Why is a condo hotel studio more difficult to finance if it is less than 500 square feet? Can you finance it just with 10% down payment? Is the interest rate going to be higher?
My deductive reasoning tells me that you are already having difficulty getting a loan. This makes me wonder why you have contacted a real estate broker instead of your own financing source to ask this logical question. I'm sure if your mortgage broker could not assist you, he could have at least answered why, right? In any case, here's your answer. Lenders do not wish to finance "hotel rooms," just because they are called "condo hotels." Their logic says that because the developer sticks a refrigerator and a two burner stove in and calls it a kitchen, this does not make the unit a condo. If the hotel fails, the building could not then be converted into a traditional rental apartment or condominium. With regard to size, 500 square feet seems to be the cut-off point as to whether a person could/would choose to live there full time, like a condo, or only for short stays, like a hotel. As for interest rates, it seems that these days banks are requiring 20%, but some are moving towards 30%. The interest rate on condo hotels tends to be slightly higher than for primary residences. This is pretty typical for all second homes, not just condo hotels. One quick piece of advice. If 10% is a stretch for you on a smaller unit, I'd suggest you save your money and don't buy a condo hotel. You may be spreading yourself too thin, and could find yourself in trouble if the unit does not generate adequate rent revenue to cover your expenses.
The above question was submitted via e-mail by a visitor to www.condohotelcenter.com.

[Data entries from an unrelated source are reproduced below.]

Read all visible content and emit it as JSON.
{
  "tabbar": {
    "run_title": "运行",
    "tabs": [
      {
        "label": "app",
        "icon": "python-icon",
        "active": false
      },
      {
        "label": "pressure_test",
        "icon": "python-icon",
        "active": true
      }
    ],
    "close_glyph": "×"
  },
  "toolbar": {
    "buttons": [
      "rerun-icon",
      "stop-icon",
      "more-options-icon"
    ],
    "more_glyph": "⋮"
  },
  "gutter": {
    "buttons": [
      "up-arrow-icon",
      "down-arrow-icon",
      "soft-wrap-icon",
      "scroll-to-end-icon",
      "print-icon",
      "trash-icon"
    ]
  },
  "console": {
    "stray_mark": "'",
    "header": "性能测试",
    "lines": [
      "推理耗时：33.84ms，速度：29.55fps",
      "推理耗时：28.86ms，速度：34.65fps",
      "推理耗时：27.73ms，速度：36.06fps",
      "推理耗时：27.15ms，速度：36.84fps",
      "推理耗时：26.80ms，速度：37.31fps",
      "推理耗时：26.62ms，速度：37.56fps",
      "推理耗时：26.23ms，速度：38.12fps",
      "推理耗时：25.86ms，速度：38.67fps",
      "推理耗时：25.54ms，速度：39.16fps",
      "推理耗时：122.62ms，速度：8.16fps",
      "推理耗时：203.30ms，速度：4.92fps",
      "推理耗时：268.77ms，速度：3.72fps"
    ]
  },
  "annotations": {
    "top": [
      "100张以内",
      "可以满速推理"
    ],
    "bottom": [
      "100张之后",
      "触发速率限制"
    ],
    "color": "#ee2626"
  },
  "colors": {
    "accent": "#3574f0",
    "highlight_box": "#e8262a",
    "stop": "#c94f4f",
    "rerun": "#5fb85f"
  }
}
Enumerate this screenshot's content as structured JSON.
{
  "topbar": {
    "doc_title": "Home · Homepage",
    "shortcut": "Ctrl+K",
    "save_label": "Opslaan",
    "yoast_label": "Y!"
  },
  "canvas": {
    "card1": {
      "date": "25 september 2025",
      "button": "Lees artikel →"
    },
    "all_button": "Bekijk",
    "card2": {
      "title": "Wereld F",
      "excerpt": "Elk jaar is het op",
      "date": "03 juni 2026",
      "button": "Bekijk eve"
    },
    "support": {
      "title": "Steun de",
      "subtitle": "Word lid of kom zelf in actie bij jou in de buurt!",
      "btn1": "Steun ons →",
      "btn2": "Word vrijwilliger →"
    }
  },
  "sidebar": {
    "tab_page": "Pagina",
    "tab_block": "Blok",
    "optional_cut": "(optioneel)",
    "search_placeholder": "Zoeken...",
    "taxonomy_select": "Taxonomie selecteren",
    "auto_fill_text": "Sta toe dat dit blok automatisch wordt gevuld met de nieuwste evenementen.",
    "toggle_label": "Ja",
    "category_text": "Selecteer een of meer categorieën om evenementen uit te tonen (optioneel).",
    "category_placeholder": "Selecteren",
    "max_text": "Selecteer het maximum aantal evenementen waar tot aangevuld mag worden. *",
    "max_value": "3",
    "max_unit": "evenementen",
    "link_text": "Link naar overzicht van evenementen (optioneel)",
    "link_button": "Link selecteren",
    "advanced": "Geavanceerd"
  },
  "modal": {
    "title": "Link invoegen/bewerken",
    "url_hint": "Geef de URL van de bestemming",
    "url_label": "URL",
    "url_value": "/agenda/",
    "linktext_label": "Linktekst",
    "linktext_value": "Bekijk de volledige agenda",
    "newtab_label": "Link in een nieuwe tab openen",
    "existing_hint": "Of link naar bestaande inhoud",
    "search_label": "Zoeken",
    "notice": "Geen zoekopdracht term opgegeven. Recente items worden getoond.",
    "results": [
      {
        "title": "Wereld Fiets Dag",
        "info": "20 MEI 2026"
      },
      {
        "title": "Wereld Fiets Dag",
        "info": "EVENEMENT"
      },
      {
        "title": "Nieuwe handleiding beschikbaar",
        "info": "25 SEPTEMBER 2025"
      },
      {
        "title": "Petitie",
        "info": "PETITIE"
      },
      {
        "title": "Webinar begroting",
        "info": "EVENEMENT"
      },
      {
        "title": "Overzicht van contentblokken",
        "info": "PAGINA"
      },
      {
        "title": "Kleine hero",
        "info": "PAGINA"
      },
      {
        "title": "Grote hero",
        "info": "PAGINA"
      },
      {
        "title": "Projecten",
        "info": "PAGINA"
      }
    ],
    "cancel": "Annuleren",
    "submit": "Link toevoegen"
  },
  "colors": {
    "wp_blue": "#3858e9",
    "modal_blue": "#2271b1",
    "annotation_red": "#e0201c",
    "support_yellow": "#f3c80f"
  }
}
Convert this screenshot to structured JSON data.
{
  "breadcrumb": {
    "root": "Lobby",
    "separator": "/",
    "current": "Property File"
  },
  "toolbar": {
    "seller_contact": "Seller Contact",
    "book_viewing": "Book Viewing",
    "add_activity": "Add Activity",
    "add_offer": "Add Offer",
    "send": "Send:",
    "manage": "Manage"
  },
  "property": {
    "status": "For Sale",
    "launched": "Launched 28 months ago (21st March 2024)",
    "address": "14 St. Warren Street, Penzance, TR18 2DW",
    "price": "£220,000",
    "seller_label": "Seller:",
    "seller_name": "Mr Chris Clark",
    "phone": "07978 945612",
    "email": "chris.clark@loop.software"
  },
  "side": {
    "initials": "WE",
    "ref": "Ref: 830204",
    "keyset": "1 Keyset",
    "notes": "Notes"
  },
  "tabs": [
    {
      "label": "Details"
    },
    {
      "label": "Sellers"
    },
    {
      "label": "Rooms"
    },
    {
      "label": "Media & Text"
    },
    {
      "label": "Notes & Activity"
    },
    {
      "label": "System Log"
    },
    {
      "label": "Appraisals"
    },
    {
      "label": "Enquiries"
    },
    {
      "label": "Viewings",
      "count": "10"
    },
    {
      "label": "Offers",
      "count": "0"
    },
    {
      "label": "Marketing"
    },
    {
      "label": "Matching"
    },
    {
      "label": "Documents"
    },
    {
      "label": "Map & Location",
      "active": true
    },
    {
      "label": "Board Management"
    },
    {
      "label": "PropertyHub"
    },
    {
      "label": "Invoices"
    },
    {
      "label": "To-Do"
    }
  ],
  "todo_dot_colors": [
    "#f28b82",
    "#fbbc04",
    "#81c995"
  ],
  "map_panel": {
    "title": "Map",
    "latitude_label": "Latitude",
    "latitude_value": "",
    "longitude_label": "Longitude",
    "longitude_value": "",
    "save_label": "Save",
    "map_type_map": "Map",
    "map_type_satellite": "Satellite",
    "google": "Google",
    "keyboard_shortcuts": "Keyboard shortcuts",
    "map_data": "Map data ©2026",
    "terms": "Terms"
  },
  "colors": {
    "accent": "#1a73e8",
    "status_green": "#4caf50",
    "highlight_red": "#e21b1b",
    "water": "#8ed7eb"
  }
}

The answer was prepared by Joel Greene, a licensed real estate broker with Condo Hotel Center which specializes in the sale of condo hotel units and fractional ownerships in private residence clubs.